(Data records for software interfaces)
|---|

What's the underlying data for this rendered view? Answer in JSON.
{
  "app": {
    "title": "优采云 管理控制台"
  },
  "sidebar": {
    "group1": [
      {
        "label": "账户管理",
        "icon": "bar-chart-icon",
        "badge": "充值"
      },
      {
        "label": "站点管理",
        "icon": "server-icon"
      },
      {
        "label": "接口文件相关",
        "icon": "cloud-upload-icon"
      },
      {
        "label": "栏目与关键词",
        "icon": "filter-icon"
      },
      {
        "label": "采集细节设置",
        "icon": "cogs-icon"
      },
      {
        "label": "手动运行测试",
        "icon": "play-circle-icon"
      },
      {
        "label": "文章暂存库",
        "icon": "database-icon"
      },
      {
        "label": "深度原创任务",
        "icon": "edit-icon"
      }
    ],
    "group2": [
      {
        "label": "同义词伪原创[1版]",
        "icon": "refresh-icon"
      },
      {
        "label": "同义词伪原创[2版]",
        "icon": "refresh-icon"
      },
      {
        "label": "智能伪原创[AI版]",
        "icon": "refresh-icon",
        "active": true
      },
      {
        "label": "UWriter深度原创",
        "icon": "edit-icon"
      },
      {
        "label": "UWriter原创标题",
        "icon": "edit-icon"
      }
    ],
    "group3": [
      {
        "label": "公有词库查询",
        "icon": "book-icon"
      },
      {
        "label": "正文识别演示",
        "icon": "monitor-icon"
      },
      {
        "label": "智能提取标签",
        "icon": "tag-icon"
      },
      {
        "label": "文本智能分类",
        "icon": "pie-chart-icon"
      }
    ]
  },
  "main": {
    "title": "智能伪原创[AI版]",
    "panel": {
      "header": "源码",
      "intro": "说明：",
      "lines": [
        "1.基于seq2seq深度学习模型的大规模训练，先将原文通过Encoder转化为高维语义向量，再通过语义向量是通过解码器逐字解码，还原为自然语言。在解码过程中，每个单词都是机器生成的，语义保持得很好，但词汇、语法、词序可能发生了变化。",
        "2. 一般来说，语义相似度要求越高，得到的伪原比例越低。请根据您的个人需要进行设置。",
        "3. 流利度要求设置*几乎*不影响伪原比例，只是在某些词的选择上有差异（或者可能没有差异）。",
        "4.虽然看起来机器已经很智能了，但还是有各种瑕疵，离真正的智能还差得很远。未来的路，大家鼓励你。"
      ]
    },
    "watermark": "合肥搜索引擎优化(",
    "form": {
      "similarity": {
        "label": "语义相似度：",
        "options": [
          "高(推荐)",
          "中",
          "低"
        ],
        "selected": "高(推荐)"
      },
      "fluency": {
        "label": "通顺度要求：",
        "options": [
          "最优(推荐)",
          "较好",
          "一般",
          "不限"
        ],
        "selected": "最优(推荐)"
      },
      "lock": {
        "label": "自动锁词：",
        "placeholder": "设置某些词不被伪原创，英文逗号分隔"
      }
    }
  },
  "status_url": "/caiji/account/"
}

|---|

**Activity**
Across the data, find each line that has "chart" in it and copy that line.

**Your solution**
        "icon": "bar-chart-icon",
        "icon": "pie-chart-icon"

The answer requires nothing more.